■ Problem statement ■
Output every record below precisely as it is written.

■ Source material ■
»»
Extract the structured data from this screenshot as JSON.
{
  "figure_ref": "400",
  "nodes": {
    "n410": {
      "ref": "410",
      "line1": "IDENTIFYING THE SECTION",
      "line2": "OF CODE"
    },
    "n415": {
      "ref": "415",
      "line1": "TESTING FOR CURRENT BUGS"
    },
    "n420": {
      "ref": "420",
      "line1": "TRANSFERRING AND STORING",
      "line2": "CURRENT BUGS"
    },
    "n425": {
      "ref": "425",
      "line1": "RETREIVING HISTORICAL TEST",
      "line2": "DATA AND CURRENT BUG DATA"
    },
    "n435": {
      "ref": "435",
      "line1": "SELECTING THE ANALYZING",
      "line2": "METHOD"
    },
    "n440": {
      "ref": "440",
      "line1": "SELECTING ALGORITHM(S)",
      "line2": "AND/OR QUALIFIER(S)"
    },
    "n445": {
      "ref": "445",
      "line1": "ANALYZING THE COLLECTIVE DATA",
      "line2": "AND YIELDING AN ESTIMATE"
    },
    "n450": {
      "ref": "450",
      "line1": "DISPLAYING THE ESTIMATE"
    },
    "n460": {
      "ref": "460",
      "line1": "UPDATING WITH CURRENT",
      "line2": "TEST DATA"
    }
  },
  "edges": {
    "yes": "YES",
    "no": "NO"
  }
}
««
■ Written solution ■
Extract the structured data from this screenshot as JSON.
{
  "figure_ref": "400",
  "nodes": {
    "n410": {
      "ref": "410",
      "line1": "IDENTIFYING THE SECTION",
      "line2": "OF CODE"
    },
    "n415": {
      "ref": "415",
      "line1": "TESTING FOR CURRENT BUGS"
    },
    "n420": {
      "ref": "420",
      "line1": "TRANSFERRING AND STORING",
      "line2": "CURRENT BUGS"
    },
    "n425": {
      "ref": "425",
      "line1": "RETREIVING HISTORICAL TEST",
      "line2": "DATA AND CURRENT BUG DATA"
    },
    "n435": {
      "ref": "435",
      "line1": "SELECTING THE ANALYZING",
      "line2": "METHOD"
    },
    "n440": {
      "ref": "440",
      "line1": "SELECTING ALGORITHM(S)",
      "line2": "AND/OR QUALIFIER(S)"
    },
    "n445": {
      "ref": "445",
      "line1": "ANALYZING THE COLLECTIVE DATA",
      "line2": "AND YIELDING AN ESTIMATE"
    },
    "n450": {
      "ref": "450",
      "line1": "DISPLAYING THE ESTIMATE"
    },
    "n460": {
      "ref": "460",
      "line1": "UPDATING WITH CURRENT",
      "line2": "TEST DATA"
    }
  },
  "edges": {
    "yes": "YES",
    "no": "NO"
  }
}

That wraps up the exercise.